**Your objective**
Search the records for the word "size". Copy every line where it appears.

───── Excerpted records ─────

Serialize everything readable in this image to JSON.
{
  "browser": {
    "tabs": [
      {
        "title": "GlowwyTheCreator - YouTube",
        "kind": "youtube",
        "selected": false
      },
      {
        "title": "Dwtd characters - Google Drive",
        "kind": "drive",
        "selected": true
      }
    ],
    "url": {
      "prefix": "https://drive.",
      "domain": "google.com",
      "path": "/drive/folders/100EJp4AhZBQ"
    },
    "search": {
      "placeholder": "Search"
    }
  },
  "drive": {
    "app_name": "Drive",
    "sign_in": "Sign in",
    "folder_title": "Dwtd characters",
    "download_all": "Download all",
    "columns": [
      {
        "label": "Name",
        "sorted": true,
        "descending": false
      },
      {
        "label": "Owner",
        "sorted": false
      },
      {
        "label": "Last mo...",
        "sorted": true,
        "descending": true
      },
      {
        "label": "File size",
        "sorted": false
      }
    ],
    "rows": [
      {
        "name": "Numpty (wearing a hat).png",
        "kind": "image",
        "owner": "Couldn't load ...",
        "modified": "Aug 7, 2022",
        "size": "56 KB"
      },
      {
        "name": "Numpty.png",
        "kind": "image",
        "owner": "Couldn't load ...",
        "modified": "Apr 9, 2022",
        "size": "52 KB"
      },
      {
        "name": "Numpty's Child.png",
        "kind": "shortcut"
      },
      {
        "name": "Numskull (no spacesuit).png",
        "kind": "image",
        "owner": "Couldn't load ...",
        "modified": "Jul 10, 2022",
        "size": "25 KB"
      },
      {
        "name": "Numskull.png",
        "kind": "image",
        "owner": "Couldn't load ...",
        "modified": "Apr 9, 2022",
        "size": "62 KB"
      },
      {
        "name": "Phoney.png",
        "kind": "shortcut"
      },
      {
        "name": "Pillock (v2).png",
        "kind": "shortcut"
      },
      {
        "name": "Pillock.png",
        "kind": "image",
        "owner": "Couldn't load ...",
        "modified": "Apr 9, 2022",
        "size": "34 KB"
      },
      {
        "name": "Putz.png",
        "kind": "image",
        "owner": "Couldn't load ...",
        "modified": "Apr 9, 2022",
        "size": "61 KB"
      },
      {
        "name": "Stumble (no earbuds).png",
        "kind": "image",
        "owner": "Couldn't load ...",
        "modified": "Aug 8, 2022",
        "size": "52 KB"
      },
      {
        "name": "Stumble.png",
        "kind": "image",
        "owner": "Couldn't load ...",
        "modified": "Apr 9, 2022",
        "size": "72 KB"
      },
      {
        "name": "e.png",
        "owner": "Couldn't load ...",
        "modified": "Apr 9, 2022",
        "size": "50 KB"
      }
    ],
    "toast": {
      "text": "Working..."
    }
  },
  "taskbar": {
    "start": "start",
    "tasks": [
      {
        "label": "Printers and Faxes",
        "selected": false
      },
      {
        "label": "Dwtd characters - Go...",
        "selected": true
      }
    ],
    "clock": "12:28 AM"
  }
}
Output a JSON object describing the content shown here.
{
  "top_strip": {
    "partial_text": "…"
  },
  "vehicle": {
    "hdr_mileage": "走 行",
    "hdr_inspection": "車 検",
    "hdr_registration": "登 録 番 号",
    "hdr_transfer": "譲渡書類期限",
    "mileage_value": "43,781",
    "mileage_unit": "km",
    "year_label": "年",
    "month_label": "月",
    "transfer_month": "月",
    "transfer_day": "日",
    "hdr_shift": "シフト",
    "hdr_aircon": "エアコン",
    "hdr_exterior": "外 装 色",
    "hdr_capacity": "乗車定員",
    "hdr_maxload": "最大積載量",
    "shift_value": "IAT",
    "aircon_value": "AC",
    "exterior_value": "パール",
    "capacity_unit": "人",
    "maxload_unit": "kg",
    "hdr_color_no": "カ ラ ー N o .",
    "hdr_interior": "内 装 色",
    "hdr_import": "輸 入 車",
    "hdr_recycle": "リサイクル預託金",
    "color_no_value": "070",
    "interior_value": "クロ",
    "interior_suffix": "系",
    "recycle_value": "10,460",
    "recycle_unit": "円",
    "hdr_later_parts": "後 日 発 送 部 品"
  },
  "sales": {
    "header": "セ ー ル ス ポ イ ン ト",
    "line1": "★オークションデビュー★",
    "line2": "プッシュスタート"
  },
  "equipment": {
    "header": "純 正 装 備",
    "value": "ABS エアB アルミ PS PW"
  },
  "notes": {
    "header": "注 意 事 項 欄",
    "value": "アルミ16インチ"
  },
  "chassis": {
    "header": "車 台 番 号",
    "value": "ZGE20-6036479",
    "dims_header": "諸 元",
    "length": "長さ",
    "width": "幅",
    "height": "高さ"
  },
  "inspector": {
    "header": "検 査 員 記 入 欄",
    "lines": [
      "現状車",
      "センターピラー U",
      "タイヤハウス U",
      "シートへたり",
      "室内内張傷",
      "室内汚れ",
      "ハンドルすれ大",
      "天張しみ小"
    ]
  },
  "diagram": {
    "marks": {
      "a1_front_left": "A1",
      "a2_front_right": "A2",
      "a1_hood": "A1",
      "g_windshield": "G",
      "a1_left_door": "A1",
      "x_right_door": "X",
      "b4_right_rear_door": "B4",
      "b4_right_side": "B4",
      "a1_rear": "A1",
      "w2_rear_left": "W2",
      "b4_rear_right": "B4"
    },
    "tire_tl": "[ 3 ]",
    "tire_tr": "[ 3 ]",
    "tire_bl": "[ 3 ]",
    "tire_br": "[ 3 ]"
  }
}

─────

**Task answer**
        "label": "File size",
        "size": "56 KB"
        "size": "52 KB"
        "size": "25 KB"
        "size": "62 KB"
        "size": "34 KB"
        "size": "61 KB"
        "size": "52 KB"
        "size": "72 KB"
        "size": "50 KB"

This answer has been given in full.